● **What to do**:
Report how many lines below include "this", giving the figure alone.

● **Data listing**:
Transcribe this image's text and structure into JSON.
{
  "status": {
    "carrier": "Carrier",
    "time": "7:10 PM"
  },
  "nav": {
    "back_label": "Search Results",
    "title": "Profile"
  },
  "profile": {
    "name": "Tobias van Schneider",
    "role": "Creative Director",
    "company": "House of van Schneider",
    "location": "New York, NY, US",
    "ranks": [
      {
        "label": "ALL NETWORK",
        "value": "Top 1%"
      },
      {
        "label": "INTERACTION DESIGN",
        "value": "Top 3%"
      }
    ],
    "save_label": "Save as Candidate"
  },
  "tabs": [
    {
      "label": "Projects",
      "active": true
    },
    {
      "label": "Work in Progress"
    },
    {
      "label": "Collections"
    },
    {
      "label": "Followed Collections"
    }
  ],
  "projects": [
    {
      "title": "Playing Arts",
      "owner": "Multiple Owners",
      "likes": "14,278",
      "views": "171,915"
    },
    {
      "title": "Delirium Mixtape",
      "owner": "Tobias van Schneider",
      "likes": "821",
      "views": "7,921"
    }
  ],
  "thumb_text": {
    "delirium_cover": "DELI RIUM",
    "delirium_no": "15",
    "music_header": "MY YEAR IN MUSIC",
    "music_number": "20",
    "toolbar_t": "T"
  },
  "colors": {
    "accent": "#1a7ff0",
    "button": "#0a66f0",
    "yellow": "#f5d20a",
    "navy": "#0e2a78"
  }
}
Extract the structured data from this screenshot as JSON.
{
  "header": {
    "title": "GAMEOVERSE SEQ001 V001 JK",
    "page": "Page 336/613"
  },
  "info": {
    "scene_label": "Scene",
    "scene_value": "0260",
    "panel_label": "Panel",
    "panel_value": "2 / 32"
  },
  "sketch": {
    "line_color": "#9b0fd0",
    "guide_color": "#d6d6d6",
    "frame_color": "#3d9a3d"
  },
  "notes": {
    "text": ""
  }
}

● **Result**:
2